Task to carry out: Read through the listing below and return only the lines containing "title".

Material for this task:
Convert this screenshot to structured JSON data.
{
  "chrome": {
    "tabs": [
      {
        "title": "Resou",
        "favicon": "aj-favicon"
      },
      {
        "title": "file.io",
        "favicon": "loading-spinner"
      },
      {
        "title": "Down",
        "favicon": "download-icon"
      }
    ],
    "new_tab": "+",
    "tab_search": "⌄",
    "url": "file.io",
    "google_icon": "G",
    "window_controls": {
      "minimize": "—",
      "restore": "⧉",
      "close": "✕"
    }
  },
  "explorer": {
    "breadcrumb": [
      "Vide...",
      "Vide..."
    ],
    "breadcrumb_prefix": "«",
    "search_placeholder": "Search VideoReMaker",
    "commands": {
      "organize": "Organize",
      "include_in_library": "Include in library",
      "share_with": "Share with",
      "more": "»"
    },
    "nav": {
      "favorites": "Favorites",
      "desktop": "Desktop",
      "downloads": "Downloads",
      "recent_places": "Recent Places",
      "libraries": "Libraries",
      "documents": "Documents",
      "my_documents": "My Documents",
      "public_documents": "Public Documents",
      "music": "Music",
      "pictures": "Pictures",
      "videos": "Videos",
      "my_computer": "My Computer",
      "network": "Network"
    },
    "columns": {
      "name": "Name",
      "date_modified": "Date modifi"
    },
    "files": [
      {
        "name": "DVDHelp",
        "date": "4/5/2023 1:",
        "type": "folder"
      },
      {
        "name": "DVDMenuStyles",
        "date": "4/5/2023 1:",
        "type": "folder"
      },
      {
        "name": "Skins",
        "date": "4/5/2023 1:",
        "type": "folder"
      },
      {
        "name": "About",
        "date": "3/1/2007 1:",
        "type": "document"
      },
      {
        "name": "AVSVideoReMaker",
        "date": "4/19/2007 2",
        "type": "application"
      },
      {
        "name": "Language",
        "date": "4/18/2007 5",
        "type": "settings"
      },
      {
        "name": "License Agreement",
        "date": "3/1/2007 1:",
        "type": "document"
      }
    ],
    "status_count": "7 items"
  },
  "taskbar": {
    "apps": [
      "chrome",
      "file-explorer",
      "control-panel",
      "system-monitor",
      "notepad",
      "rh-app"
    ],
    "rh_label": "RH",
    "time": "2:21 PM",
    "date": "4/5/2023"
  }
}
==
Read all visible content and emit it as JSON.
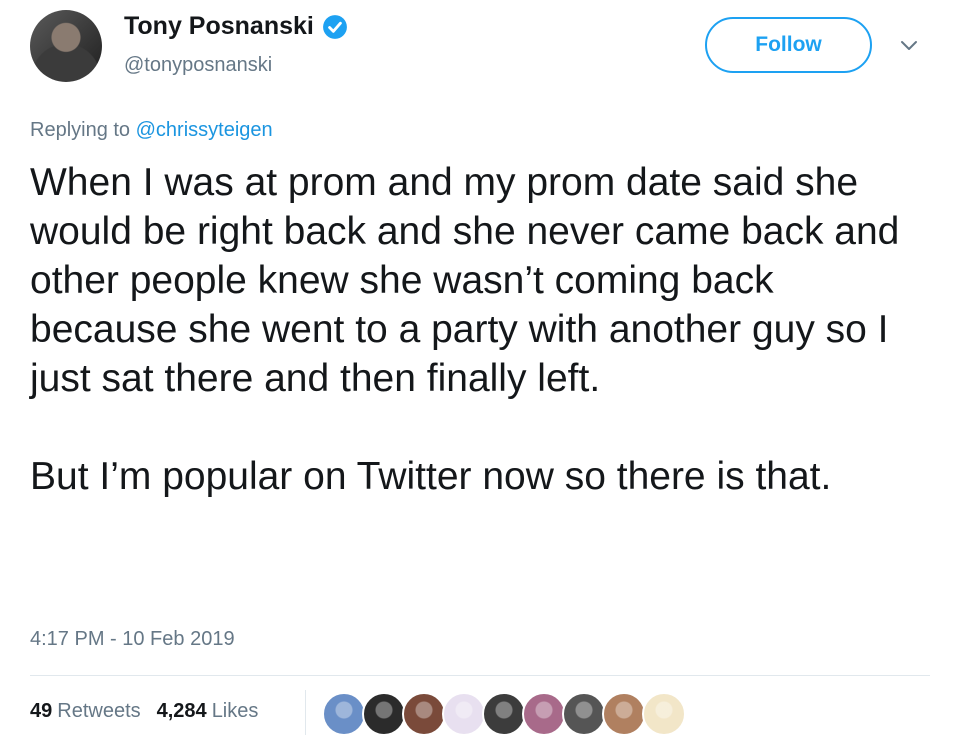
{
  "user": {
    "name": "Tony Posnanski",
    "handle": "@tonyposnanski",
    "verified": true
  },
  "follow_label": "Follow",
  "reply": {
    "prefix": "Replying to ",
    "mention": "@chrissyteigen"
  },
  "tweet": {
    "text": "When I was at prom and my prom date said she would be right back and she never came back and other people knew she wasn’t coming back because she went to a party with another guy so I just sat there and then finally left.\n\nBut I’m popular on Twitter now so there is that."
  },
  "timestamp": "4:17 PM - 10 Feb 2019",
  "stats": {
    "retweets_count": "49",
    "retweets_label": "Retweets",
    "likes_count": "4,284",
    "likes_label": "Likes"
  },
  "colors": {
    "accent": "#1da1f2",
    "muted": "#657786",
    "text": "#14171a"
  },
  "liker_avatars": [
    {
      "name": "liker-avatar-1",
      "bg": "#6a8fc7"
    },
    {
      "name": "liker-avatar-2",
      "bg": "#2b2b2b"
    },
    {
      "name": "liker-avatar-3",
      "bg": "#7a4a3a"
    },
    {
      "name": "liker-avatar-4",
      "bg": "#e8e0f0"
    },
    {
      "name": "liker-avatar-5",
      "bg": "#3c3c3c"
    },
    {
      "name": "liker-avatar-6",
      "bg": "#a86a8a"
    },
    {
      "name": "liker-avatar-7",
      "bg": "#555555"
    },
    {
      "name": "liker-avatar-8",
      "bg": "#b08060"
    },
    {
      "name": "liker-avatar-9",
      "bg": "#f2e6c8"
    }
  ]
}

Completed task:
        "title": "Resou",
        "title": "file.io",
        "title": "Down",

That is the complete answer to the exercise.